Loading…
Theophany
Dictionaries
Baker Encyclopedia of the Bible
Theophany
Theophany. An appearance or manifestation of God; a compound word derived from the Greek noun for God and the Greek verb “to appear.”In its broadest meaning the term has been applied to many forms of divine revelation in both Testaments, whether occurring in a vision or dream or in normally perceptible
The International Standard Bible Encyclopedia, Revised
Theophany
Theophany the-of̀ə-ni. An appearance of God to the human mind. This is not a biblical word. It derives from two Greek terms, theós, “god,” and phaínō, “shine,” “give light,” but in the passive the verb means “appear,” “be revealed.” That the divine could and did reveal itself to humanity was generally
Tyndale Bible Dictionary
Theophany
THEOPHANY* An appearance or manifestation of God; a compound word derived from the Greek noun for “God” (theos) and the Greek verb “to appear” (phano). A theophany is a manifestation of God in temporary forms perceptible to the external senses. A theophany is regarded as one of the means by which God’s
The HarperCollins Bible Dictionary (Revised and Updated)
Theophany
theophany (thee-ahf´uh-nee), a manifestation of God. The Bible contains a number of narratives and poems that recount revelations of God to men and women. Such theophanies frequently are associated with particular holy places, though the point of the narrative is sometimes to explain how that site came
The Wycliffe Bible Encyclopedia
Theophany
THEOPHANY. The word theophany combines two Gr. words. theos, “God,” and phainein, “to show, to manifest,” thus meaning “God manifest.” From this general definition, however, limitations must be applied. (1) There must be an indication that the biblical passage deals with a true manifestation of God and
Eerdmans Dictionary of the Bible
Theophany
TheophanyTechnical term for the appearance of God in the OT. The term, which is Greek in origin (from the festival at Delphi; Herodotus Hist. 1.51), is a compound of théos (“God”) and phaɩ́nein (“to appear”). Although there is no exact Hebrew equivalent for Gk. theophánia, a niphal form of the common
Eerdmans Bible Dictionary
Theophany
Theophany (Gk. theopháneia “appearance of God”).† The visual manifestation of a deity to human beings, often accompanied by an auditory revelation. Theophanies recorded in the Bible are largely limited to the Old Testament, particularly the Pentateuch and prophetic books. The literary genre of theophany
Catholic Bible Dictionary
Theophany
THEOPHANY (Greek, “appearance of God”) A supernatural manifestation of God in the world. Normally a theophany is a dramatic display of divine glory in a way that is visible (e.g., fire, clouds, lightning), audible (e.g., thunder, trumpet blast, divine voice), or otherwise sensible (e.g., earthquake,
The Oxford Dictionary of the Christian Church
Theophany
Theophany. An appearance of God in visible form, temporary and not necessarily material (cf. e.g. Exod. 33:20 ff.). Such an appearance is to be contrasted with the *Incarnation, in which there was a permanent union between God and complete manhood (body, soul, and spirit). In early Christian times
Harper’s Bible Dictionary
Theophany
Theophanytheophany, the manifestation of God. The ot contains a number of narratives of or poetic allusions to God revealing himself to men and women. Theophanies frequently are associated with particular holy places, representing the foundation legend of a sanctuary (Gen. 12:6–7; 13:18; 18:1; 28:1–17;
Nelson’s New Illustrated Bible Dictionary
Theophany
THEOPHANY [the AHF ih knee] — any direct, visual manifestation of the presence of God. The key word is visual, since God makes His presence and power known throughout the Bible in a variety of ways. But even in a theophany a person does not actually see God Himself. This is an impossibility, according
Key passages
Ex 3:2–6

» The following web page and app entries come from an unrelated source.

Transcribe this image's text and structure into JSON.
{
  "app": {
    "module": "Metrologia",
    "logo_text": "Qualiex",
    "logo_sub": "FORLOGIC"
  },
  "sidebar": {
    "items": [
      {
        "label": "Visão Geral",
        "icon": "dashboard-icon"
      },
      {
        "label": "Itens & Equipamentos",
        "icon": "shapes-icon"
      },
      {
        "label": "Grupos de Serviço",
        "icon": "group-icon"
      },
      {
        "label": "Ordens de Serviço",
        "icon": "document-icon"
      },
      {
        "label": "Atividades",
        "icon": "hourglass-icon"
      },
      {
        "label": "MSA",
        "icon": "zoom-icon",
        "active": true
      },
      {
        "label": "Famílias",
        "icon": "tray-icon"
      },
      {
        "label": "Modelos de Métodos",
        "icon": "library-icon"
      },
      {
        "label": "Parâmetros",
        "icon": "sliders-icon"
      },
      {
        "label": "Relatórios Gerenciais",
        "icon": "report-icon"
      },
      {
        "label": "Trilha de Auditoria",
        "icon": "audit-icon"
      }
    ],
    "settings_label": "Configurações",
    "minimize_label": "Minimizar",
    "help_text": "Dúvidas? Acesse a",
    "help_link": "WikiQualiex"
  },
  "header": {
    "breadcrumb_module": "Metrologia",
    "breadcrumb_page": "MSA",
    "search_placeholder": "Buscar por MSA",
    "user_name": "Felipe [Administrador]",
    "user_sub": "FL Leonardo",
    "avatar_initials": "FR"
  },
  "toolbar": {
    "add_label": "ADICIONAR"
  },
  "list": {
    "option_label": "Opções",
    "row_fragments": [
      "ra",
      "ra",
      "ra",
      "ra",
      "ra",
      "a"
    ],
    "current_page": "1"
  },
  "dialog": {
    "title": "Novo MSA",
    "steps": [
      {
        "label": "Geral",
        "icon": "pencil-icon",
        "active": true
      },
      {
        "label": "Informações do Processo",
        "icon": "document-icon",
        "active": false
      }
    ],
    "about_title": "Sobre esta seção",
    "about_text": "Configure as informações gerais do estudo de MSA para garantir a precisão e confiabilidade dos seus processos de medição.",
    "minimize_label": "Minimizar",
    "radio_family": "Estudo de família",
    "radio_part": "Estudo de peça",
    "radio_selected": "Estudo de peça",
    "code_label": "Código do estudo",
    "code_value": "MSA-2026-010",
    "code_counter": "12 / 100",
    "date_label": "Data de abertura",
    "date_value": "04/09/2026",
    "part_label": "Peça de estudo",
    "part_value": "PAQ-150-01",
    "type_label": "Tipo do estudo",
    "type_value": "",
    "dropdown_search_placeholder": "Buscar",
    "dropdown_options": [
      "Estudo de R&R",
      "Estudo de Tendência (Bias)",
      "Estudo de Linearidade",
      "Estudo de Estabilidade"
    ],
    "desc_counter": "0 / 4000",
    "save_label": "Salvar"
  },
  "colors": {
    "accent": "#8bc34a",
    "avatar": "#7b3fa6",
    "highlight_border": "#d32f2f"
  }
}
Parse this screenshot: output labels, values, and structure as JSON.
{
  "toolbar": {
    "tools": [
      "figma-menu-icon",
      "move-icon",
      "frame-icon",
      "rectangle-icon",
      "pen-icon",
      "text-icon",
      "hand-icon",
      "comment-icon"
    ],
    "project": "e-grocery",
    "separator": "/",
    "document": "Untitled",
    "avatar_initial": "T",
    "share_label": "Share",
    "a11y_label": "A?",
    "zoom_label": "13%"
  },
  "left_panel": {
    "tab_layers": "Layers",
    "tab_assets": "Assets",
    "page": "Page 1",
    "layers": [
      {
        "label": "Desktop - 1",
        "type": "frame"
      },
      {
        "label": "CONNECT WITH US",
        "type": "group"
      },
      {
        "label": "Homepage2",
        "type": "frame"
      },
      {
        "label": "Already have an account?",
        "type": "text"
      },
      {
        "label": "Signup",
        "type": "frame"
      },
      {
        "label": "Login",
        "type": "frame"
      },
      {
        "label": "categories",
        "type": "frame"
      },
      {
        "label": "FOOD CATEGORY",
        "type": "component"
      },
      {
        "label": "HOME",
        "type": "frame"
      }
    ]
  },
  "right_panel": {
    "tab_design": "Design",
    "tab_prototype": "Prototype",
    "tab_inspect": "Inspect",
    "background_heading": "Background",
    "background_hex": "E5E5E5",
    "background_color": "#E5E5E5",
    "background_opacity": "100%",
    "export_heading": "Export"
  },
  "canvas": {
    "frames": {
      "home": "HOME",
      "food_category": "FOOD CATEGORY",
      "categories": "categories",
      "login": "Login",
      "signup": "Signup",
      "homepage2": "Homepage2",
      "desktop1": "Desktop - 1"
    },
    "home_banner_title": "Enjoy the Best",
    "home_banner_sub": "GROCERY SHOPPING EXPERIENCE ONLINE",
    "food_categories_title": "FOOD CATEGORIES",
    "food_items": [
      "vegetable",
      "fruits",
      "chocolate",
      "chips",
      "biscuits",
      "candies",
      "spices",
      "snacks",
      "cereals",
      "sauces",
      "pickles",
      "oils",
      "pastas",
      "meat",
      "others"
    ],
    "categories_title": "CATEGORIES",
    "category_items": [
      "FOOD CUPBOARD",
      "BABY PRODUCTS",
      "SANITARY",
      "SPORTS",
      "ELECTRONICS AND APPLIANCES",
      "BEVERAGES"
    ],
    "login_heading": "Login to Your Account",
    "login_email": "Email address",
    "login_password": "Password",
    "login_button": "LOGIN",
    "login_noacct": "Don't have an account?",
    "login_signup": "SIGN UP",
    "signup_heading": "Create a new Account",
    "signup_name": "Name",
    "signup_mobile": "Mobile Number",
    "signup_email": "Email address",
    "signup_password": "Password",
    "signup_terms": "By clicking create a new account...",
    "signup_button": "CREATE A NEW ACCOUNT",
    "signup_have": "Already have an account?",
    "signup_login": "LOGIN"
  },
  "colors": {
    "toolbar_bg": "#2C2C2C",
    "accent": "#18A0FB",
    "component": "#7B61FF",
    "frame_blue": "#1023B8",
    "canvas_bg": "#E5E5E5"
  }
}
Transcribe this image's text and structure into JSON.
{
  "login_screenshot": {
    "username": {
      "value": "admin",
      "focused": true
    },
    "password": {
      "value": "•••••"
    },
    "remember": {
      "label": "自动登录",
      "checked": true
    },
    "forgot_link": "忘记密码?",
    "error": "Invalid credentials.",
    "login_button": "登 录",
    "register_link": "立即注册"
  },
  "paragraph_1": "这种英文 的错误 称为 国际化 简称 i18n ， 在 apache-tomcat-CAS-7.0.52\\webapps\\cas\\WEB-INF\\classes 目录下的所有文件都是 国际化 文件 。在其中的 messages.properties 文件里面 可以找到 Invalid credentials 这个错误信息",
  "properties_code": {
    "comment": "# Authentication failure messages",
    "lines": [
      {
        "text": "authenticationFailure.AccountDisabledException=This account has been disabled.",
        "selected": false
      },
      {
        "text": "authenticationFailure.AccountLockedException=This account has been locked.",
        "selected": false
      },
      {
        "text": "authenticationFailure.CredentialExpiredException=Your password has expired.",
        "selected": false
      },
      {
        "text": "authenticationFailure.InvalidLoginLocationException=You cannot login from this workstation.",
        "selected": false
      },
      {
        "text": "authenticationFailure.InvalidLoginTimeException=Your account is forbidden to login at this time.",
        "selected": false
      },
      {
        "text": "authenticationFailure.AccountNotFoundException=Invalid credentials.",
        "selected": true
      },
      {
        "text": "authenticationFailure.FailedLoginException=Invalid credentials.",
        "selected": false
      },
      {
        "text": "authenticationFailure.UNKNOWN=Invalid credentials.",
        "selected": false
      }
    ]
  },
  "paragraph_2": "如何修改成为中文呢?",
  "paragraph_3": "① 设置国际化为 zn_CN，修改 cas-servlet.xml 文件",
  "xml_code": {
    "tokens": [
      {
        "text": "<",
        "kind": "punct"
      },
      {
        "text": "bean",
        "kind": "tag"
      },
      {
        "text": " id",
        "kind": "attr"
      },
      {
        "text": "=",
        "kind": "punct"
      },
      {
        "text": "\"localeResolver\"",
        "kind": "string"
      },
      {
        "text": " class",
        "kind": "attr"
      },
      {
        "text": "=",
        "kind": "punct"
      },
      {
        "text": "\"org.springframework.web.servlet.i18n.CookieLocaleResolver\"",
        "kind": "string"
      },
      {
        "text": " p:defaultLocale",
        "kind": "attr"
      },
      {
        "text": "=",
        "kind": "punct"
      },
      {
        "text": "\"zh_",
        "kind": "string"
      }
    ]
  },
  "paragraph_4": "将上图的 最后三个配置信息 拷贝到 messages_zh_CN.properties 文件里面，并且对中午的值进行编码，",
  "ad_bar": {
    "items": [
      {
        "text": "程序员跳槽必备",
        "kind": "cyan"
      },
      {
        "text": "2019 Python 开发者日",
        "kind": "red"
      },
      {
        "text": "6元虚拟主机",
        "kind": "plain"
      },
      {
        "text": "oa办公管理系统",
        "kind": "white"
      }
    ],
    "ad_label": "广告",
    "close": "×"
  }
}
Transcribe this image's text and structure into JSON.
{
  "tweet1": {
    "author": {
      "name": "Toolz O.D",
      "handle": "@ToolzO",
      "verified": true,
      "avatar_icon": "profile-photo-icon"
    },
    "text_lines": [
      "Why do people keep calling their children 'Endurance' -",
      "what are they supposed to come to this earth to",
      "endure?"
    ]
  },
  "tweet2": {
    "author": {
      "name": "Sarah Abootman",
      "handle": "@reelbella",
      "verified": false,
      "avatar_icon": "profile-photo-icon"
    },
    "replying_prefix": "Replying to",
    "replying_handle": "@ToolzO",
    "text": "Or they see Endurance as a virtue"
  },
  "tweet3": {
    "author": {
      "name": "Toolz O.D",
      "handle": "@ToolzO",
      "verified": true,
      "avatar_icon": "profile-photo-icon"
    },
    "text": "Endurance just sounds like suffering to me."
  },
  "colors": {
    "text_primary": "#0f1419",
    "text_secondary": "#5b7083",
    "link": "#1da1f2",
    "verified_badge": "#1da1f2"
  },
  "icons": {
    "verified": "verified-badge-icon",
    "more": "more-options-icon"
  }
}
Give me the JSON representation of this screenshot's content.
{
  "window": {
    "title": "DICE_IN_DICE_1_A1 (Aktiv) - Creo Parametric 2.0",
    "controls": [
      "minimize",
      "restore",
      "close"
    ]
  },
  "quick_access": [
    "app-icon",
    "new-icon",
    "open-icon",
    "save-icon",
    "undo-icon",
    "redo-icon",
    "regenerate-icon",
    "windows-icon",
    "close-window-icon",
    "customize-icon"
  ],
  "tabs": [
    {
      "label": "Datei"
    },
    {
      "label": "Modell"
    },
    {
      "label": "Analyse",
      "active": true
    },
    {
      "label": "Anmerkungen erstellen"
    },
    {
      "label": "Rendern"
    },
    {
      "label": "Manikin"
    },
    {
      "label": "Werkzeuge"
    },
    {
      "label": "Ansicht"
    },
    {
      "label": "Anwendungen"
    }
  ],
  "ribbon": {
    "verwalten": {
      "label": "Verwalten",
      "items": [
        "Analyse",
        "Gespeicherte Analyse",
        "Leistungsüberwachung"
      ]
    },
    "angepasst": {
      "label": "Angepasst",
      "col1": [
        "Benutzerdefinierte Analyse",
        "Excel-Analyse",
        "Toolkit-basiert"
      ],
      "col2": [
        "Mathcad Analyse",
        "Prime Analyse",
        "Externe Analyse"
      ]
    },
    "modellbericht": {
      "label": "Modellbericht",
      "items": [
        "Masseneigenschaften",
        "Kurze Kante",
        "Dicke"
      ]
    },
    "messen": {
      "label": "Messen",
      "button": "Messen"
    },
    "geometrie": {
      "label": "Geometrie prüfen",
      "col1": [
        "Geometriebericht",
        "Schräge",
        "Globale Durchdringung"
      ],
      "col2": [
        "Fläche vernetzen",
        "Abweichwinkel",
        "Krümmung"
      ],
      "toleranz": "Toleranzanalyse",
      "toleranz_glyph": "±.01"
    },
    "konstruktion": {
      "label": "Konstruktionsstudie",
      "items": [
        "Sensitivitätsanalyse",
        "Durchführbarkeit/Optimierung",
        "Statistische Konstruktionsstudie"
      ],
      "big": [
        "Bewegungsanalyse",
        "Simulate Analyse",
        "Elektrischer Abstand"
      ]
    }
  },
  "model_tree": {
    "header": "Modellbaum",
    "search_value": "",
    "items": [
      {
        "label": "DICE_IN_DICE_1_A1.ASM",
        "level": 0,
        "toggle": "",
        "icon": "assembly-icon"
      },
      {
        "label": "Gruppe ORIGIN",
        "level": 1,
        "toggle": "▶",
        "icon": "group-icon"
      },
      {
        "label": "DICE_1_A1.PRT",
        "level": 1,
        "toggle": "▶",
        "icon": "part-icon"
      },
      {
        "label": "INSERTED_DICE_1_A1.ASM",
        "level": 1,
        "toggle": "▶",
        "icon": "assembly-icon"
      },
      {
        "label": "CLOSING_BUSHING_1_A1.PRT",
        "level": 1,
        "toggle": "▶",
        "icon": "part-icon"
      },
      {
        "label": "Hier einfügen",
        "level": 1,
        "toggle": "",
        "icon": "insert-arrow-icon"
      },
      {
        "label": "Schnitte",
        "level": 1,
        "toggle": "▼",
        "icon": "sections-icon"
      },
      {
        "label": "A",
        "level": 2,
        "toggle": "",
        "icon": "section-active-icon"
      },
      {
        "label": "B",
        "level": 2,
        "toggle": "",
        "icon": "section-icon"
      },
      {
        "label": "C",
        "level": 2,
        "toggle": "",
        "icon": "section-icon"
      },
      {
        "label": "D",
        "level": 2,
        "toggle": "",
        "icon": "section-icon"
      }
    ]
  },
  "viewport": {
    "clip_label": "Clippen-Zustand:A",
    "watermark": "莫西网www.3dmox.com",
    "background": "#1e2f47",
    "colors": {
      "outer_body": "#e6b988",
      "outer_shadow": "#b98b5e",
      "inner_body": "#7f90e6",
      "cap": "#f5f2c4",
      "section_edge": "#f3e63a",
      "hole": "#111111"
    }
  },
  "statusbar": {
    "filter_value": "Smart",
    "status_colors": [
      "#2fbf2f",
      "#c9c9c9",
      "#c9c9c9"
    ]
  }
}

And the angel of Yahweh appeared to him in a flame of fire from the midst of a bush, and he looked, and there was the bush burning with fire, but the bush was not being consumed. And Moses said, “Let me turn aside and see this great sight. Why does the bush not burn up?” And Yahweh saw that he …

Ex 19:16–19

And on the third day, when it was morning, there was thunder and lightning, and a heavy cloud over the mountain and a very loud ram’s horn sound, and all the people who were in the camp trembled. And Moses brought the people out from the camp to meet God, and they took their stand at the …

Ex 33:18–23

And he said, “Please show me your glory.” And he said, “I myself will cause all my goodness to pass over before you, and I will proclaim the name of Yahweh before you, and I will be gracious to whom I will be gracious, and I will show compassion to whom I will show compassion.” But he said, …